- Diamond Goldfish: – How to excel under pressure and thrive in the game of business): This is another one that is pretty much spelled out in the description. Although you won’t find “diamond” on the color spectrum, the visualization does have a nice shine to it, and the physical structure of the diamond is only formed under intense pressure.
- And lastly, Silver Goldfish – How to deliver memorable business presentations: Silver is a very corporate, modern, and sophisticated color. If we think of associated phrases, the “silver screen” refers to Hollywood movies (akin to presentations with a screen), to be “silver-tongued” means that you are a witty and eloquent speaker. A “silver bullet” is any action that cuts through complexity and fixes a problem fast. Also, silver is reflective in nature, and a good business presentation would end with the audience deeply reflecting on the key points. So, in a highly metaphoric sense, I could see how silver would be an appropriate color for this topic.
I guess I will have to reconnect with Stan to see if my interpretations were correct, but I’m mostly confident in my answers.
So, now that my memory is out of the way, this brings me to the article I chose to share today.
I recently came across an article written by Dawn Matthews, an employee at Avasam (a dropshipping platform), which provided a more structured account of my ramblings above. Her article, “Colour psychology, how colour meanings affect your brand”, provided some neat insight into the unique emotions and connotations of each color on the spectrum, as well as the different brands that use each color.
When developing your brand strategy, the color connotation of your logo should not be taken lightly.

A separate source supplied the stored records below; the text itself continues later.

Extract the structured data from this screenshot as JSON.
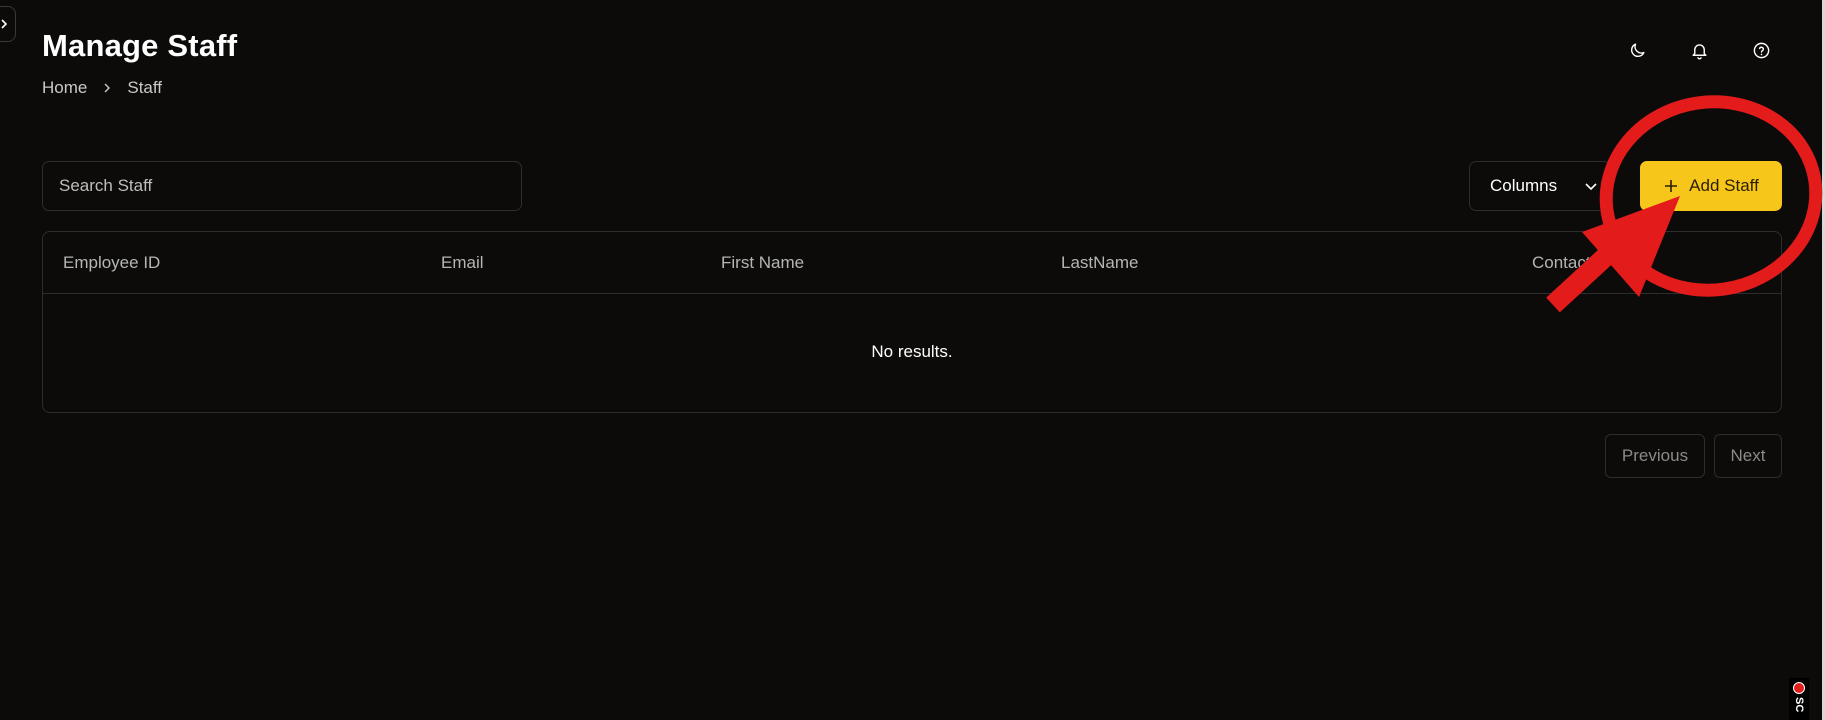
{
  "header": {
    "title": "Manage Staff",
    "breadcrumb": [
      "Home",
      "Staff"
    ],
    "icons": [
      "moon-icon",
      "bell-icon",
      "help-circle-icon"
    ]
  },
  "toolbar": {
    "search_placeholder": "Search Staff",
    "search_value": "",
    "columns_label": "Columns",
    "add_label": "Add Staff",
    "add_color": "#f6c61a"
  },
  "table": {
    "columns": [
      "Employee ID",
      "Email",
      "First Name",
      "LastName",
      "Contact"
    ],
    "empty_message": "No results."
  },
  "pagination": {
    "previous_label": "Previous",
    "next_label": "Next"
  },
  "annotation": {
    "color": "#e41b1b",
    "shapes": [
      "ellipse-highlight",
      "arrow"
    ]
  },
  "recording": {
    "label": "SC"
  }
}
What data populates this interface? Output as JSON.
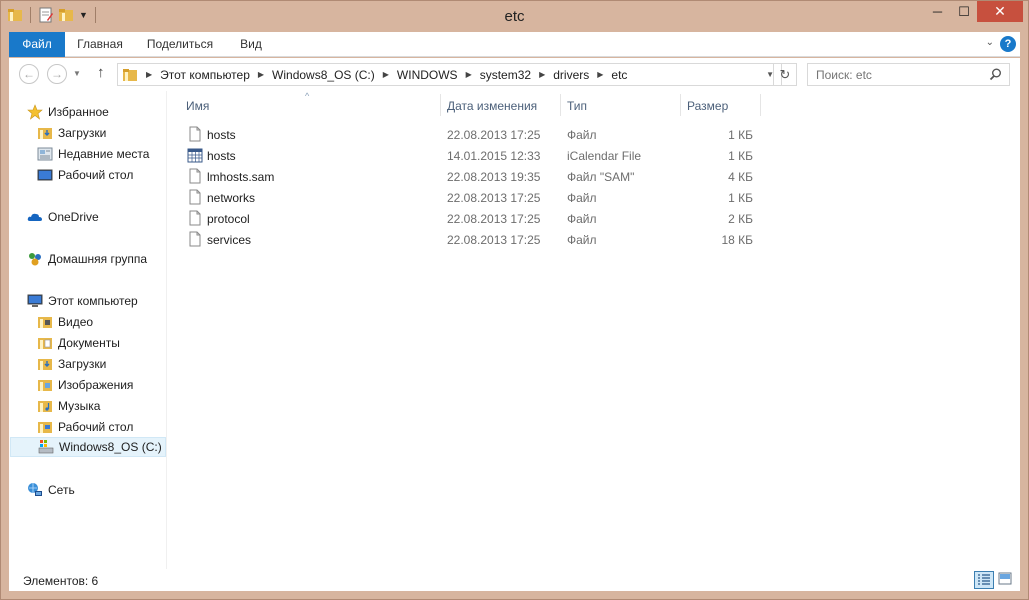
{
  "window": {
    "title": "etc"
  },
  "ribbon": {
    "tabs": [
      {
        "label": "Файл"
      },
      {
        "label": "Главная"
      },
      {
        "label": "Поделиться"
      },
      {
        "label": "Вид"
      }
    ]
  },
  "nav": {
    "breadcrumbs": [
      "Этот компьютер",
      "Windows8_OS (C:)",
      "WINDOWS",
      "system32",
      "drivers",
      "etc"
    ],
    "search_placeholder": "Поиск: etc"
  },
  "sidebar": {
    "favorites": {
      "label": "Избранное",
      "items": [
        "Загрузки",
        "Недавние места",
        "Рабочий стол"
      ]
    },
    "onedrive": {
      "label": "OneDrive"
    },
    "homegroup": {
      "label": "Домашняя группа"
    },
    "computer": {
      "label": "Этот компьютер",
      "items": [
        "Видео",
        "Документы",
        "Загрузки",
        "Изображения",
        "Музыка",
        "Рабочий стол",
        "Windows8_OS (C:)"
      ]
    },
    "network": {
      "label": "Сеть"
    }
  },
  "columns": {
    "name": "Имя",
    "date": "Дата изменения",
    "type": "Тип",
    "size": "Размер"
  },
  "files": [
    {
      "name": "hosts",
      "date": "22.08.2013 17:25",
      "type": "Файл",
      "size": "1 КБ",
      "icon": "file-icon"
    },
    {
      "name": "hosts",
      "date": "14.01.2015 12:33",
      "type": "iCalendar File",
      "size": "1 КБ",
      "icon": "calendar-file-icon"
    },
    {
      "name": "lmhosts.sam",
      "date": "22.08.2013 19:35",
      "type": "Файл \"SAM\"",
      "size": "4 КБ",
      "icon": "file-icon"
    },
    {
      "name": "networks",
      "date": "22.08.2013 17:25",
      "type": "Файл",
      "size": "1 КБ",
      "icon": "file-icon"
    },
    {
      "name": "protocol",
      "date": "22.08.2013 17:25",
      "type": "Файл",
      "size": "2 КБ",
      "icon": "file-icon"
    },
    {
      "name": "services",
      "date": "22.08.2013 17:25",
      "type": "Файл",
      "size": "18 КБ",
      "icon": "file-icon"
    }
  ],
  "status": {
    "items_count": "Элементов: 6"
  },
  "colors": {
    "accent": "#1979ca",
    "frame": "#d7b59f",
    "close": "#c7503e",
    "selected": "#e5f3fb"
  }
}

Colors possess a unique effect on our subconscious, so you want your brand colors to convey either a relation to your product offering, a reflection of your corporate values, or at least an emotion that your customers will respond positively to.
I suggest checking the original article out, as the author extrapolates on the colors I have listed above, covers some additional colors, and provides other considerations to take into account when rebranding your business.
Image Source: Unsplash